Dr Elizabeth Thompson MRCP MFHom, in an article entitled, When orthodox medicine has nothing more to offer …, notes that the Glasgow Homeopathic Hospital (paid by your taxes) is seeing an increasing number of cancer patients and notes that they have “experience in using Mistletoe which is given by injection and has been shown to stimulate the group of white cells whose numbers can be depleted.” Another NHS Hospital, the Royal London Homeopathic Hospital is said to spend “5 million pounds on treatments such as Indian head massage, hypnotherapy and mistletoe, each year.”
Of course, if you do not want to use public facilities, you can spend your own money privately. Harley Street is the place to go, where you can find doctors like Dr Sosie Kassab MB BS FFHom MRCGP, who is also Director of Complementary Cancer Services at Royal London Homoeopathic Hospital, offering mistletoe treatment through the private London Oncology Clinic.
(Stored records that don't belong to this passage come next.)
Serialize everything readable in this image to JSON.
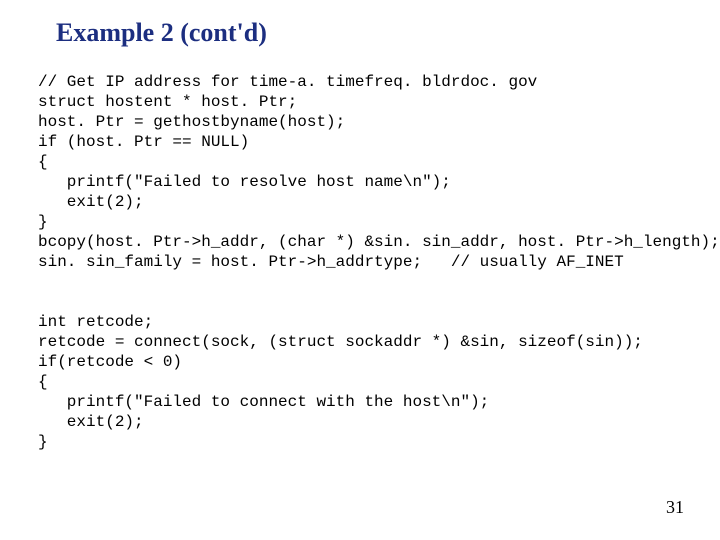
{
  "title": "Example 2 (cont'd)",
  "code_lines": [
    "// Get IP address for time-a. timefreq. bldrdoc. gov",
    "struct hostent * host. Ptr;",
    "host. Ptr = gethostbyname(host);",
    "if (host. Ptr == NULL)",
    "{",
    "   printf(\"Failed to resolve host name\\n\");",
    "   exit(2);",
    "}",
    "bcopy(host. Ptr->h_addr, (char *) &sin. sin_addr, host. Ptr->h_length);",
    "sin. sin_family = host. Ptr->h_addrtype;   // usually AF_INET",
    "",
    "",
    "int retcode;",
    "retcode = connect(sock, (struct sockaddr *) &sin, sizeof(sin));",
    "if(retcode < 0)",
    "{",
    "   printf(\"Failed to connect with the host\\n\");",
    "   exit(2);",
    "}"
  ],
  "page_number": "31"
}
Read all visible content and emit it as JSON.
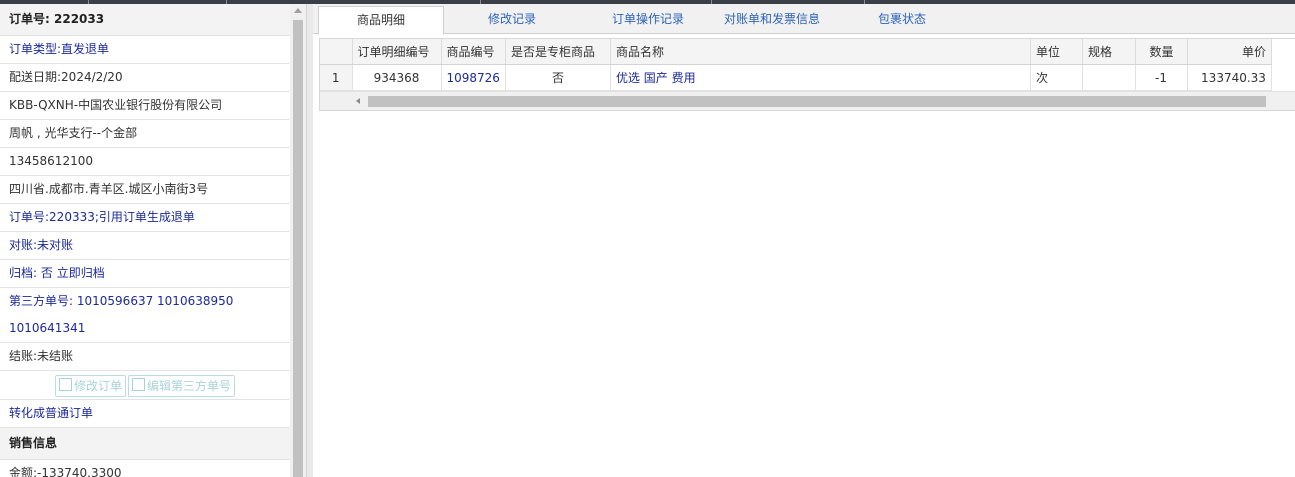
{
  "left_panel": {
    "order_no_label": "订单号:",
    "order_no": "222033",
    "order_type": "订单类型:直发退单",
    "delivery_date": "配送日期:2024/2/20",
    "customer": "KBB-QXNH-中国农业银行股份有限公司",
    "contact": "周帆 , 光华支行--个金部",
    "phone": "13458612100",
    "address": "四川省.成都市.青羊区.城区小南街3号",
    "ref_order": "订单号:220333;引用订单生成退单",
    "reconcile": "对账:未对账",
    "archive_label": "归档:",
    "archive_value": "否",
    "archive_action": "立即归档",
    "third_party_label": "第三方单号:",
    "third_party_line1": "1010596637 1010638950",
    "third_party_line2": "1010641341",
    "settlement": "结账:未结账",
    "edit_order_button": "修改订单",
    "edit_third_party_button": "编辑第三方单号",
    "convert_link": "转化成普通订单",
    "sales_header": "销售信息",
    "amount": "金额:-133740.3300"
  },
  "tabs": [
    {
      "label": "商品明细",
      "active": true
    },
    {
      "label": "修改记录",
      "active": false
    },
    {
      "label": "订单操作记录",
      "active": false
    },
    {
      "label": "对账单和发票信息",
      "active": false
    },
    {
      "label": "包裹状态",
      "active": false
    }
  ],
  "table": {
    "columns": [
      "订单明细编号",
      "商品编号",
      "是否是专柜商品",
      "商品名称",
      "单位",
      "规格",
      "数量",
      "单价"
    ],
    "rows": [
      {
        "index": "1",
        "detail_no": "934368",
        "product_no": "1098726",
        "counter": "否",
        "name": "优选 国产 费用",
        "unit": "次",
        "spec": "",
        "qty": "-1",
        "price": "133740.33"
      }
    ]
  },
  "colors": {
    "link": "#1c2a9c",
    "tab_text": "#2d63b8",
    "top_bar": "#3a3f47"
  }
}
Whether or not patients receive any benefit from these public and private services looks rather doubtful. Of course, doctors should be free, within ethical guidelines, to explore new treatments and develop new therapies. Patients obviously need to be fully informed though of what is going on. My concern is that anyone who has bought into the whole homeopathy thing may not be objectively evaluating the rationality and evidence-base for such treatments. But, this may not be too big an issue for too much longer. 2009 will see one of the NHS Homeopathic hospitals closing for good, and the others are struggling to stay open. They claim patient choice is being eroded by these decisions and the ‘campaigns’ against homeopathy. Patient choice though is about more than having available whatever bizarre treatment available anyone can dream up.
And, as it is Christmas, it would be rather Scrooge-like to end on such a down note. Myrrh might be rubbish, mistletoe doubtful, but a review in the BMJ by Edzard Ernst, just a few days ago, concluded that the evidence for treatments containing frankincense (B serrata) extracts is “encouraging, but not compelling”.
Results of all trials indicated that B serrata extracts were clinically effective. Three studies were of good methodological quality. No serious safety issues were noted.
Not too bad then. Maybe we will look at that next year.
Have a peaceful Christmas, good luck under the mistletoe, and may Santa spare you the mad Aunt giving you a selection of Neal’s Yard Remedies toiletries.